COMPATIBLE AND CLASHING SIMILES IN A CONTEMPORARY HUNGARIAN NOVEL
2.3. The categories of the present analysis
One of the important conclusions that can be drawn from the literature is that binary categori-zation (compatible versus clashing similes) is not apt for a fine-grained qualitative analysis:
several intermediate cases can be assumed in between the two extreme types. Consequently, in this study, I establish a scale from conventional (COS) similes to unconventional (CLS) ones.
Moreover, I deal with the non-conventional types of simile in Péterfy’s novel as subtypes of COS, considering an expression CLS if and only if the vehicle is completely inaccessible or non-salient from the perspective of the everyday knowledge of the reader. I elaborated the following system of categories.
8 It is worth noting that the category of non-conventional similes has been termed differently in the literature:
though Fishelov (1993) calls it poetic simile, Shen (2008) proposes the term clashing simile, whereas Tartakovsky et al. (2019) and Tartakovsky–Shen (2019) uses the expression non-standard simile (with non-standard poetic simile as its subcategory). The difference between the terms depends on the definition of non-conventionality (e.g. the prominence of the vehicle as opposed to the topic, the deviation from the directionality principle or the salience of the ground in relation to the vehicle). Since I basically adapt the directionality principle proposed by Shen (2008), I use the term clashing simile in this study.
Category Description Example of the body] like a pupil reads the alphabet
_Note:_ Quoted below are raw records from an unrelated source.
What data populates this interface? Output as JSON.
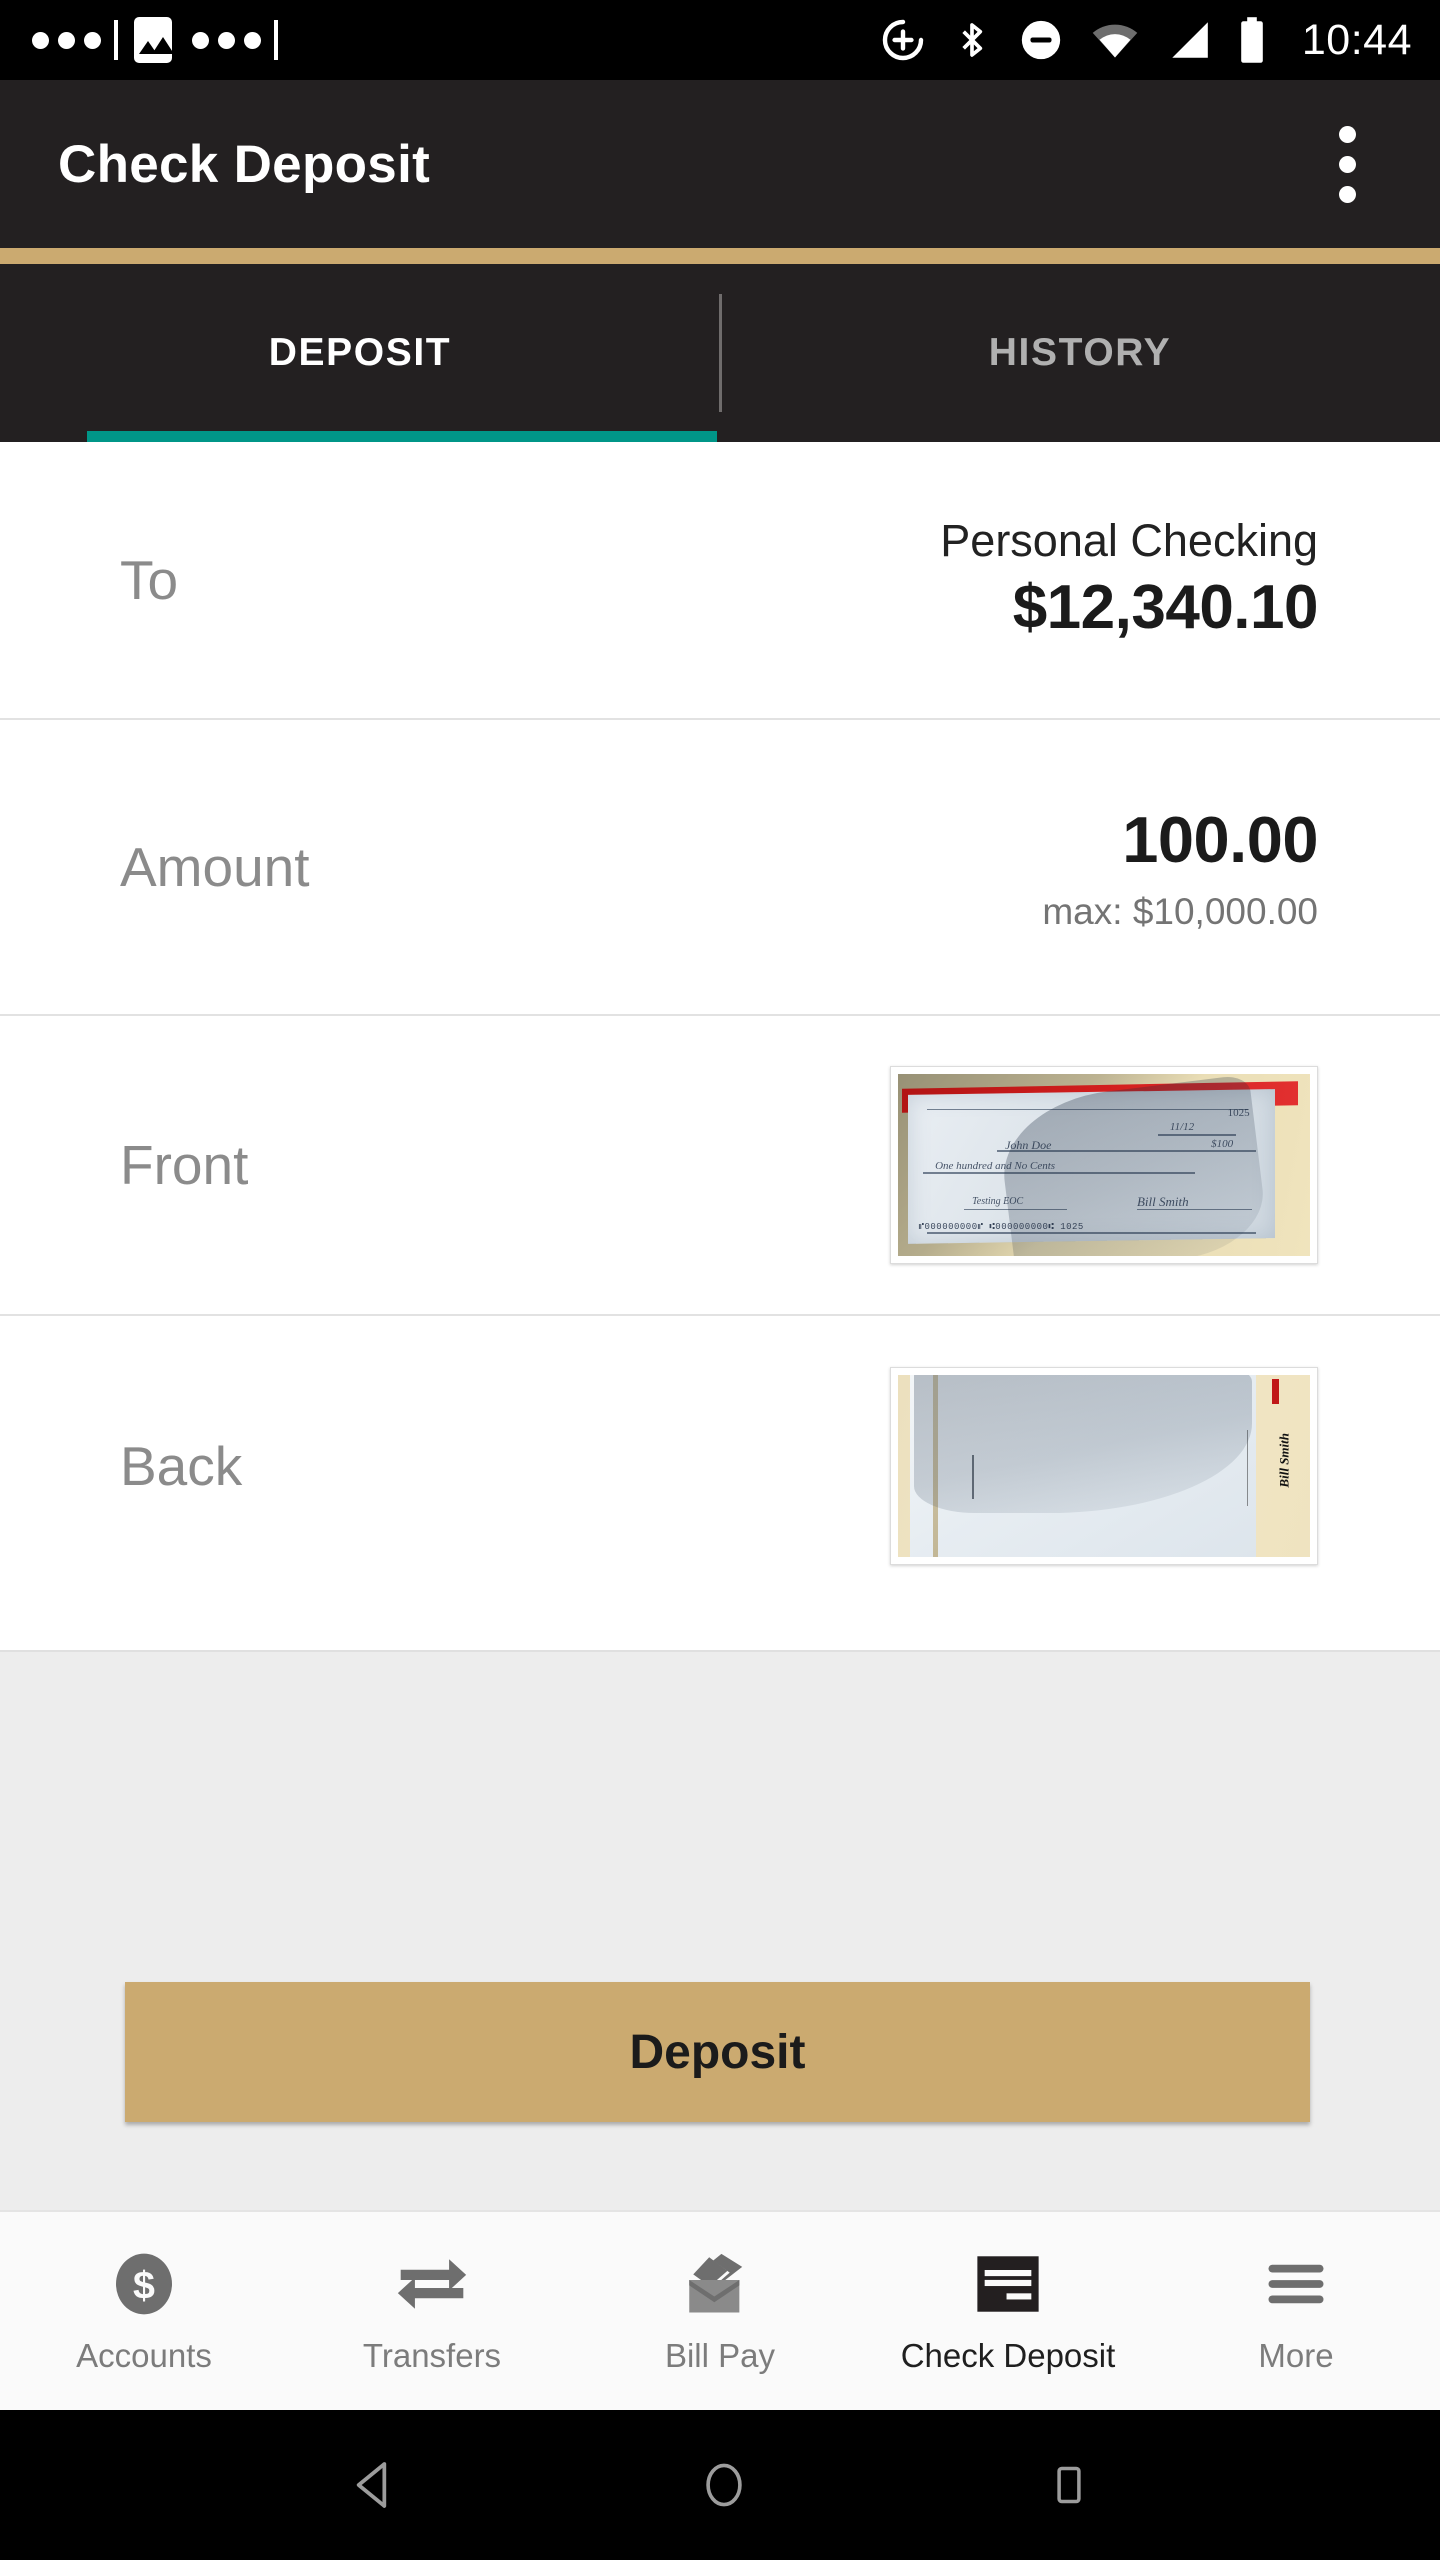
{
  "status_bar": {
    "time": "10:44",
    "icons": [
      "more-notifications-icon",
      "image-notification-icon",
      "more-notifications-icon",
      "sync-icon",
      "bluetooth-icon",
      "do-not-disturb-icon",
      "wifi-icon",
      "cell-signal-icon",
      "battery-icon"
    ]
  },
  "app_bar": {
    "title": "Check Deposit",
    "overflow_label": "More options"
  },
  "theme": {
    "accent": "#cbaa70",
    "appbar_bg": "#232021",
    "tab_indicator": "#009688",
    "panel_bg": "#ededed"
  },
  "tabs": [
    {
      "label": "DEPOSIT",
      "active": true
    },
    {
      "label": "HISTORY",
      "active": false
    }
  ],
  "form": {
    "to": {
      "label": "To",
      "account_name": "Personal Checking",
      "account_balance": "$12,340.10"
    },
    "amount": {
      "label": "Amount",
      "value": "100.00",
      "max_hint": "max: $10,000.00"
    },
    "front": {
      "label": "Front",
      "thumbnail_alt": "check-front-photo"
    },
    "back": {
      "label": "Back",
      "thumbnail_alt": "check-back-photo"
    }
  },
  "check_front_text": {
    "date": "11/12/2013",
    "pay_to": "John Doe",
    "amount_numeric": "$ 100.00",
    "amount_words": "One hundred and No Cents",
    "memo": "Testing EOC",
    "signature": "Bill Smith",
    "check_number": "1025",
    "micr": "1:000000000001: 1000000000001:  1025"
  },
  "check_back_text": {
    "endorsement": "Bill Smith"
  },
  "primary_action": {
    "label": "Deposit"
  },
  "bottom_nav": [
    {
      "label": "Accounts",
      "icon": "dollar-circle-icon",
      "active": false
    },
    {
      "label": "Transfers",
      "icon": "transfer-arrows-icon",
      "active": false
    },
    {
      "label": "Bill Pay",
      "icon": "envelope-pen-icon",
      "active": false
    },
    {
      "label": "Check Deposit",
      "icon": "check-document-icon",
      "active": true
    },
    {
      "label": "More",
      "icon": "hamburger-menu-icon",
      "active": false
    }
  ],
  "system_nav": [
    {
      "label": "Back",
      "icon": "back-triangle-icon"
    },
    {
      "label": "Home",
      "icon": "home-circle-icon"
    },
    {
      "label": "Recents",
      "icon": "recents-square-icon"
    }
  ]
}
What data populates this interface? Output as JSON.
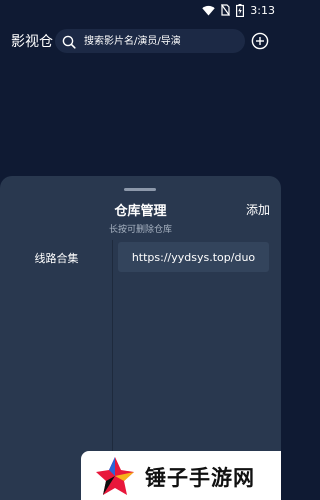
{
  "status_bar": {
    "time": "3:13",
    "icons": [
      "wifi-icon",
      "no-sim-icon",
      "battery-charging-icon"
    ]
  },
  "header": {
    "app_title": "影视仓",
    "search_placeholder": "搜索影片名/演员/导演",
    "add_icon": "plus-circle-icon"
  },
  "sheet": {
    "title": "仓库管理",
    "subtitle": "长按可删除仓库",
    "add_label": "添加",
    "groups": [
      {
        "label": "线路合集"
      }
    ],
    "urls": [
      {
        "label": "https://yydsys.top/duo"
      }
    ]
  },
  "watermark": {
    "text": "锤子手游网"
  },
  "colors": {
    "background": "#0f1a33",
    "sheet": "#29384f",
    "item": "#33445c",
    "accent": "#e8173b"
  }
}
One end of the continuum is the subcategory of compatible similes. Although the topic, the process of dissection is a very specific experience, every reader has some experiences on having been a pupil, thus the vehicle of the simile is concrete and accessible. The category of COS TA is based on asymmetry between source and target: as opposed to conventional similes it is the target which is more elaborated (and hence more familiar for the reader). The examples above also demonstrate that there is no rigid boundary between categories. In the case of COS and COS SSpec, for instance, the source of the latter refers to an event or act which cannot be considered a shared experience: it refers to specific and/or individual observations in this case.9 It is important to note that in similes organized around a role the source can be diverse:
from well-known and typical positions to the perspectives of non-human or other specific characters. In the example above, it is the role of a fleeing animal that is presented in the ex-pression for elaborating the state of mind of the narrator. The subtle distinction between a specific source and a role-based source is that the latter is motivated by taking over another perspective (which is not that of the narrator or one of the characters), thus it exploits our mentalizing capacity.
Probably the most complex categories are the metaphorical and metonymic similes, or – to be more accurate – those expressions in which the source is a linguistic metaphor or metonymy.
In section 2.1., I argued that simile cannot be reduced to expressing a metaphor, and though there is a common conceptual base in the background of both phenomena (namely the principle of directionality and some kind of metaphorical similarity), I do not consider simile a subtype of metaphors. From this it follows that a simile can be motivated by other cross-domain mappings, in other words, the source can be metaphorical in itself.10 For example, the hell of the prison is inherently metaphoric (based on the conceptual metaphors of PRISON IS HELL and EVIL IS DARK), and processing these conceptualizations is the prerequisite of the comprehension of the simile, which compares the metaphoric darkness of the actual life to the former phase of it. We can use the metonymic category in a similar way: since the bursting of the rafters is the consequence of the progress of time, thus there is a metonymic conceptualization (THE RESULT OF A PROCESS STANDS FOR THE PROCESS) in the background of the source.
At the other end of the continuum of similes, we find the domain of clashing similes. In the example above, the knowledge of alchemy is rather specific; furthermore, it becomes unreliable and available only for the initiated in the novel. Therefore, clashing similes make not only the narration expressive but also the process of reading unstable and difficult.
The elaborated system of similes is detailed and sophisticated enough to explore the pattern and functioning of comparisons in the narration. Although there are other aspects of non-conventionality in simile analysis, I have preferred the notions of conceptual accessibility and directionality as central factors of the examination. The next section discusses the process of data collection, the number of analysed expressions as well as the methods of the study.
9 It depends partly on the reader’s experiences what counts as a familiar or specific source. However, the aim of this categorization is a qualitative exploration of the semantic variability of similes in a novel, and not elaborating a schema of annotation for a corpus-driven investigation. The latter would need a more consensual distinction between the categories.
10 In the study I use the notions of metaphor and metonymy in accordance with the standard conceptual theory elaborated by George Lakoff and Mark Johnson in cognitive linguistics (see e.g. Lakoff 2006). I use the terms metaphor and metonymy in reference to conceptualizations and distinguish linguistic metaphors and metonymies from them. However, the cognitive poetic perspective of this study implies that the linguistic realizations of conceptual structures are not of secondary importance, and this theoretical vantage point has the consequence that I do not subsume similes under metaphors.